Hawking, Lucy & Stephen (with Christophe Galford). George’s Secret Key to the Universe (3 1/2 out of 4 stars)
While attending the NJEA convention in November 2007, I stopped at a booth that had a semi-circular screen that looked like the night sky. It was a demonstration for a product that enables any student “traveler” to go anywhere in the Universe. Sitting in a chair under a canopy of stars, I felt the thrill that all explorers feel when they discover something startlingly new, that exultation Keats felt after reading George Chapman’s translation of Homer, Einstein felt at solving relativity, Sagan felt among his starstuff, and Hawking felt when he first imagined standing on the event horizon of a black hole. The last example is most relevant here because Hawking, his daughter Lucy, and science writer Christophe Galford have turned a love affair with science into an enjoyable Magic Tree House-type book (and planned series) on astronomy. As well as being scientifically perfect (as far as any reader of A Brief History of Time can tell), George’s Secret Key to the Universe pays particular homage to Hawking’s favorite topic, black holes, and it introduces information I did not know about those strange cosmological phenomena.
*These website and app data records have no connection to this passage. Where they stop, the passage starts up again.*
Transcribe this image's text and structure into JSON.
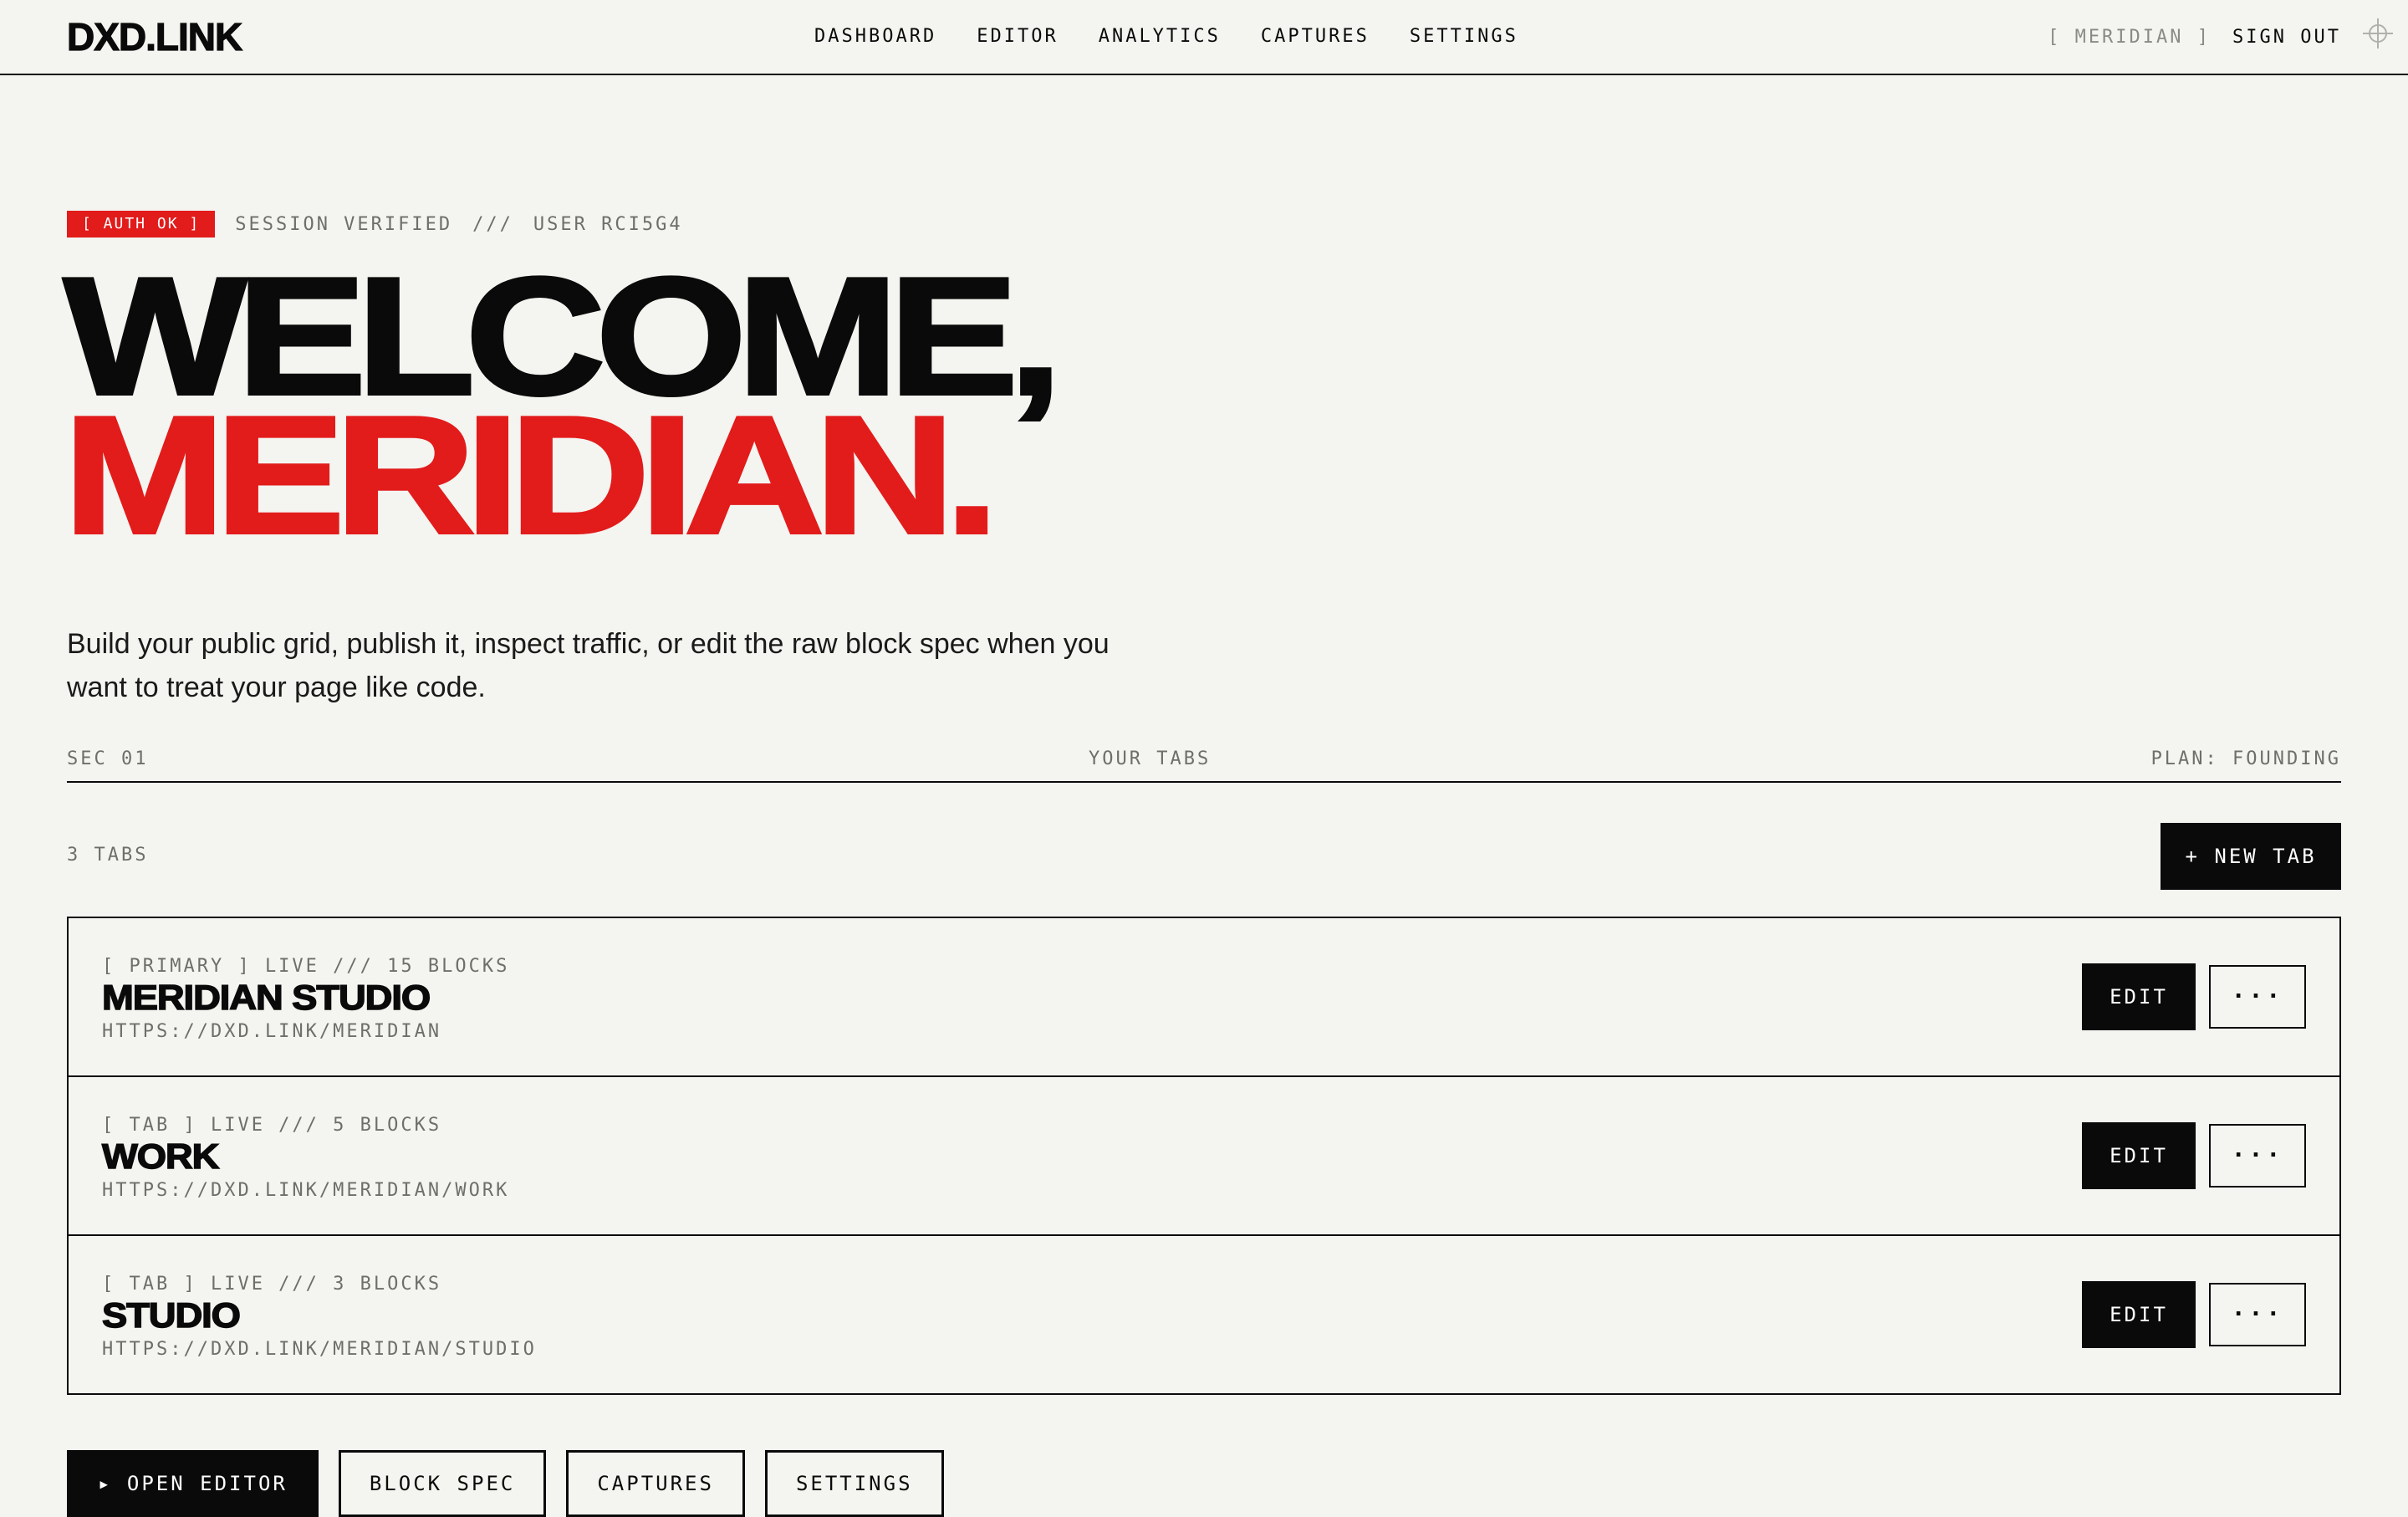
{
  "app": {
    "logo": "DXD.LINK"
  },
  "nav": [
    "DASHBOARD",
    "EDITOR",
    "ANALYTICS",
    "CAPTURES",
    "SETTINGS"
  ],
  "account": {
    "user": "[ MERIDIAN ]",
    "signout": "SIGN OUT"
  },
  "status": {
    "badge": "[ AUTH OK ]",
    "text": "SESSION VERIFIED",
    "sep": "///",
    "user": "USER RCI5G4"
  },
  "hero": {
    "line1": "WELCOME,",
    "line2": "MERIDIAN."
  },
  "lede": "Build your public grid, publish it, inspect traffic, or edit the raw block spec when you want to treat your page like code.",
  "section": {
    "left": "SEC 01",
    "center": "YOUR TABS",
    "right": "PLAN: FOUNDING"
  },
  "tabs_count": "3 TABS",
  "new_tab": "+ NEW TAB",
  "tabs": [
    {
      "meta": "[ PRIMARY ] LIVE /// 15 BLOCKS",
      "name": "MERIDIAN STUDIO",
      "url": "HTTPS://DXD.LINK/MERIDIAN",
      "edit": "EDIT",
      "more": "···"
    },
    {
      "meta": "[ TAB ] LIVE /// 5 BLOCKS",
      "name": "WORK",
      "url": "HTTPS://DXD.LINK/MERIDIAN/WORK",
      "edit": "EDIT",
      "more": "···"
    },
    {
      "meta": "[ TAB ] LIVE /// 3 BLOCKS",
      "name": "STUDIO",
      "url": "HTTPS://DXD.LINK/MERIDIAN/STUDIO",
      "edit": "EDIT",
      "more": "···"
    }
  ],
  "actions": [
    "▸ OPEN EDITOR",
    "BLOCK SPEC",
    "CAPTURES",
    "SETTINGS"
  ],
  "colors": {
    "accent": "#e21b1b",
    "ink": "#0a0a0a",
    "paper": "#f4f4f0",
    "muted": "#6e6e6a"
  },
  "icons": {
    "crosshair": "crosshair-icon"
  }
}
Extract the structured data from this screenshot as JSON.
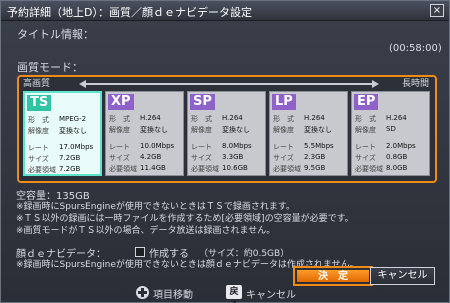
{
  "window": {
    "title": "予約詳細（地上D）：画質／顔ｄｅナビデータ設定",
    "close": "×"
  },
  "title_info": {
    "label": "タイトル情報：",
    "duration": "(00:58:00)"
  },
  "quality": {
    "label": "画質モード：",
    "high": "高画質",
    "long": "長時間",
    "modes": [
      {
        "code": "TS",
        "selected": true,
        "format_k": "形　式",
        "format_v": "MPEG-2",
        "res_k": "解像度",
        "res_v": "変換なし",
        "rate_k": "レート",
        "rate_v": "17.0Mbps",
        "size_k": "サイズ",
        "size_v": "7.2GB",
        "need_k": "必要領域",
        "need_v": "7.2GB"
      },
      {
        "code": "XP",
        "selected": false,
        "format_k": "形　式",
        "format_v": "H.264",
        "res_k": "解像度",
        "res_v": "変換なし",
        "rate_k": "レート",
        "rate_v": "10.0Mbps",
        "size_k": "サイズ",
        "size_v": "4.2GB",
        "need_k": "必要領域",
        "need_v": "11.4GB"
      },
      {
        "code": "SP",
        "selected": false,
        "format_k": "形　式",
        "format_v": "H.264",
        "res_k": "解像度",
        "res_v": "変換なし",
        "rate_k": "レート",
        "rate_v": "8.0Mbps",
        "size_k": "サイズ",
        "size_v": "3.3GB",
        "need_k": "必要領域",
        "need_v": "10.6GB"
      },
      {
        "code": "LP",
        "selected": false,
        "format_k": "形　式",
        "format_v": "H.264",
        "res_k": "解像度",
        "res_v": "変換なし",
        "rate_k": "レート",
        "rate_v": "5.5Mbps",
        "size_k": "サイズ",
        "size_v": "2.3GB",
        "need_k": "必要領域",
        "need_v": "9.5GB"
      },
      {
        "code": "EP",
        "selected": false,
        "format_k": "形　式",
        "format_v": "H.264",
        "res_k": "解像度",
        "res_v": "SD",
        "rate_k": "レート",
        "rate_v": "2.0Mbps",
        "size_k": "サイズ",
        "size_v": "0.8GB",
        "need_k": "必要領域",
        "need_v": "8.0GB"
      }
    ]
  },
  "free_space": {
    "label": "空容量：",
    "value": "135GB"
  },
  "notes": [
    "※録画時にSpursEngineが使用できないときはＴＳで録画されます。",
    "※ＴＳ以外の録画には一時ファイルを作成するため[必要領域]の空容量が必要です。",
    "※画質モードがＴＳ以外の場合、データ放送は録画されません。"
  ],
  "face_nav": {
    "label": "顔ｄｅナビデータ：",
    "checkbox_label": "作成する",
    "size": "（サイズ：約0.5GB）",
    "note": "※録画時にSpursEngineが使用できないときは顔ｄｅナビデータは作成されません。"
  },
  "buttons": {
    "ok": "決　定",
    "cancel": "キャンセル"
  },
  "bottom": {
    "move": "項目移動",
    "back_key": "戻る",
    "cancel": "キャンセル"
  },
  "colors": {
    "accent": "#f28a1a",
    "selected": "#2fc4a6",
    "badge": "#8e62c9"
  }
}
All that George Greenby wants is to be a normal kid with a computer, cell phone, iPod, and Game Boy, but his vegetarian, earthy parents are staunch Luddites who refuse to allow any technology to taint their lives: “The only problem was that in getting rid of everything that could possibly harm George, his parents had managed to do away with lots of things that would also be fun for him” (5). The greener his parents are, the more George wants to explore technology, and in particular, science. He gets his chance when his pet pig, Freddie, escapes and runs Next Door, to an overgrown and scary yard. But when George overcomes his fears of the unknown and runs after Freddie, he discovers new friends in Annie, her astronomer father Eric, and Cosmos, who boastfully refers to itself as the world’s most powerful computer: “In the future, there will be computers more powerful than me. But there are none in the past or present” (37). When George is forced to tell his teacher, Mr. G. Reeper, about Cosmos, he starts an adventure that leads him to the edge of the galaxy and into a plot by Reeper to steal Cosmos and get rid of Eric.
Like many current novels, the Hawkings’ effort is a cross-genre work. Interspersed between text and black and white margin pictures are Magic Tree House-style, full-page descriptions of cosmic phenomena. Also, color pictures enhance the material by adding a dose of reality to the storyline. George is a likable character who will appeal to all science lovers, and teachers will love many of the characters’ intense curiosity about the Universe. Although the story gets a bit far-fetched, and Dr. Reeper’s behavior is a bit over the top, Science is the main feature of George’s Secret Key to the Universe, and it is presented enthusiastically and lovingly in the spirit of Sagan, Feynman, and Dr. Hawking himself.